Full disclosure: I hate blogging. I’m bad at it. I consider this to be a lifelong issue for me (the literate part of my life, at least). Example: my childhood bookcase shelves at least three fancy leather-bound journals, purchased in different phases of my adolescence, each containing 1-3 entries followed by 100 or so blank pages.
I hope this blog is different. I’m writing it for you (my friends, family, teachers, colleagues, students, and beloved internet randos) so that you know what’s up with me during these ten months that I am living in Russia. But I’m also writing it for me, so that I have a record of my memories that won’t be abstracted by time. I wish, for example, that I had actually followed through on the blog I started during my semester in Moscow during college. That would be cool to have now. I also see this blog as a challenge to me to be a more active observer and participant during my grant period; it will hold me accountable to being present so that I can report back to you in full. The content here will be mostly personal, but I have aspirations to write more topically (i.e. about more broadly political/social issues) once I get my footing.
But now I should bring you up to date: after a long summer chilling at my dad’s house I’m happy to say that I leave for Russia two weeks from tomorrow. (Love you, dad!) Once I’m in Moscow, I will have a weeklong orientation before I move to my host city of Murom. Murom’s about 4-5 hours away from Moscow by train, which is really not bad when you consider the vastness [, glory, and splendor] of the motherland. In fact, it’s located in the same oblast’ (Russian administrative district) as Vladimir, a city where I lived last summer as an intern. Murom is also pretty close to Nizhny Novgorod, a city of 1.25 million that I’ve heard awesome things about but have yet to visit. That being said, I don’t know much about Murom or what to expect from life in a Russian city of just over 100,000 inhabitants. According to Wikipedia, Murom’s been around since around the year 900, making it one of the oldest cities in Russia. It’s the home of the “East Slavic epic hero” Ilya Muromets, not that that means anything to me (YET!). Apparently, during the Soviet era Murom was a closed-city, meaning that foreigners were prohibited from entering because of secrecy surrounding the defense industries there. There is not much else to learn about Murom via the internet, so I guess we’ll have to wait until I get there!
I’ll be teaching beginning and intermediate students of English, other teachers, and some graduates at the University in Murom. My contact tells me that we will go over all other specifics when I arrive and not to worry. So basically I am trying to be as chill as possible about not knowing the details. I’ve developed a very zen attitude toward the mystery surrounding my lodging for the next ten months. (My parents do not share the zen. Go figure.)
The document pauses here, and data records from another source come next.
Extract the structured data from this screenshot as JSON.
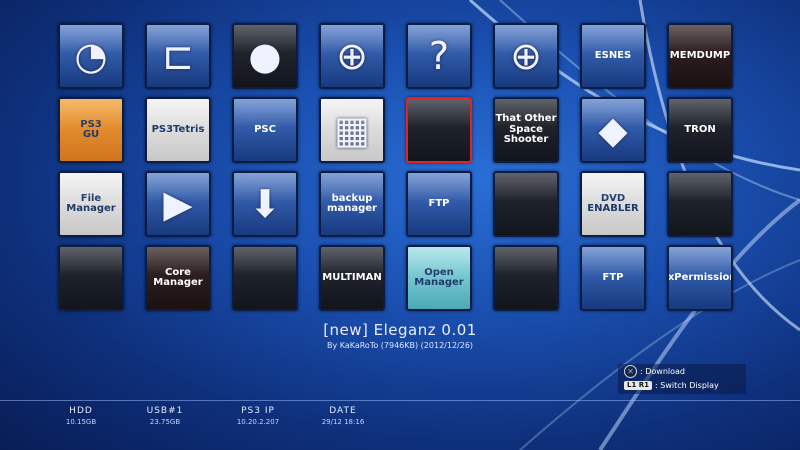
{
  "app": {
    "selected_title": "[new] Eleganz 0.01",
    "selected_byline": "By KaKaRoTo (7946KB) (2012/12/26)"
  },
  "grid": [
    {
      "name": "network-app",
      "style": "blue",
      "glyph": "◔",
      "label": ""
    },
    {
      "name": "showtime-app",
      "style": "blue",
      "glyph": "⊏",
      "label": ""
    },
    {
      "name": "bomb-game",
      "style": "dark",
      "glyph": "●",
      "label": ""
    },
    {
      "name": "web-browser",
      "style": "blue",
      "glyph": "⊕",
      "label": ""
    },
    {
      "name": "unknown-app",
      "style": "blue",
      "glyph": "?",
      "label": ""
    },
    {
      "name": "web-browser-2",
      "style": "blue",
      "glyph": "⊕",
      "label": ""
    },
    {
      "name": "psp-emulator",
      "style": "blue",
      "glyph": "",
      "label": "ESNES"
    },
    {
      "name": "memdump",
      "style": "red",
      "glyph": "",
      "label": "MEMDUMP"
    },
    {
      "name": "ps3-gui",
      "style": "orange",
      "glyph": "",
      "label": "PS3\nGU"
    },
    {
      "name": "ps3tetris",
      "style": "light",
      "glyph": "",
      "label": "PS3Tetris"
    },
    {
      "name": "psc-package",
      "style": "blue",
      "glyph": "",
      "label": "PSC"
    },
    {
      "name": "pixel-app",
      "style": "light",
      "glyph": "▦",
      "label": ""
    },
    {
      "name": "eleganz",
      "style": "dark",
      "glyph": "",
      "label": "",
      "selected": true
    },
    {
      "name": "that-other-space-shooter",
      "style": "dark",
      "glyph": "",
      "label": "That Other\nSpace\nShooter"
    },
    {
      "name": "package-app",
      "style": "blue",
      "glyph": "◆",
      "label": ""
    },
    {
      "name": "tron",
      "style": "dark",
      "glyph": "",
      "label": "TRON"
    },
    {
      "name": "file-manager",
      "style": "light",
      "glyph": "",
      "label": "File\nManager"
    },
    {
      "name": "media-app",
      "style": "blue",
      "glyph": "▶",
      "label": ""
    },
    {
      "name": "download-app",
      "style": "blue",
      "glyph": "⬇",
      "label": ""
    },
    {
      "name": "backup-manager",
      "style": "blue",
      "glyph": "",
      "label": "backup\nmanager"
    },
    {
      "name": "ftp-app",
      "style": "blue",
      "glyph": "",
      "label": "FTP"
    },
    {
      "name": "media-browser",
      "style": "dark",
      "glyph": "",
      "label": ""
    },
    {
      "name": "dvd-enabler",
      "style": "light",
      "glyph": "",
      "label": "DVD\nENABLER"
    },
    {
      "name": "xmb-theme",
      "style": "dark",
      "glyph": "",
      "label": ""
    },
    {
      "name": "covers-app",
      "style": "dark",
      "glyph": "",
      "label": ""
    },
    {
      "name": "core-manager",
      "style": "red",
      "glyph": "",
      "label": "Core\nManager"
    },
    {
      "name": "game-list",
      "style": "dark",
      "glyph": "",
      "label": ""
    },
    {
      "name": "multiman",
      "style": "dark",
      "glyph": "",
      "label": "MULTIMAN"
    },
    {
      "name": "open-manager",
      "style": "teal",
      "glyph": "",
      "label": "Open\nManager"
    },
    {
      "name": "dark-app",
      "style": "dark",
      "glyph": "",
      "label": ""
    },
    {
      "name": "ftp-tools",
      "style": "blue",
      "glyph": "",
      "label": "FTP"
    },
    {
      "name": "fix-permissions",
      "style": "blue",
      "glyph": "",
      "label": "FixPermissions"
    }
  ],
  "hints": [
    {
      "button": "✕",
      "label": ": Download"
    },
    {
      "button": "L1 R1",
      "label": ": Switch Display"
    }
  ],
  "status": [
    {
      "key": "HDD",
      "value": "10.15GB"
    },
    {
      "key": "USB#1",
      "value": "23.75GB"
    },
    {
      "key": "PS3 IP",
      "value": "10.20.2.207"
    },
    {
      "key": "DATE",
      "value": "29/12 18:16"
    }
  ]
}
I’ve scored a decent coat, so all that’s left is to gather up the rest of my teaching supplies (if you have any suggestions for cool/spatially efficient items that could help me share “American culture,” please comment!) and pack. I’ll keep y’all updated!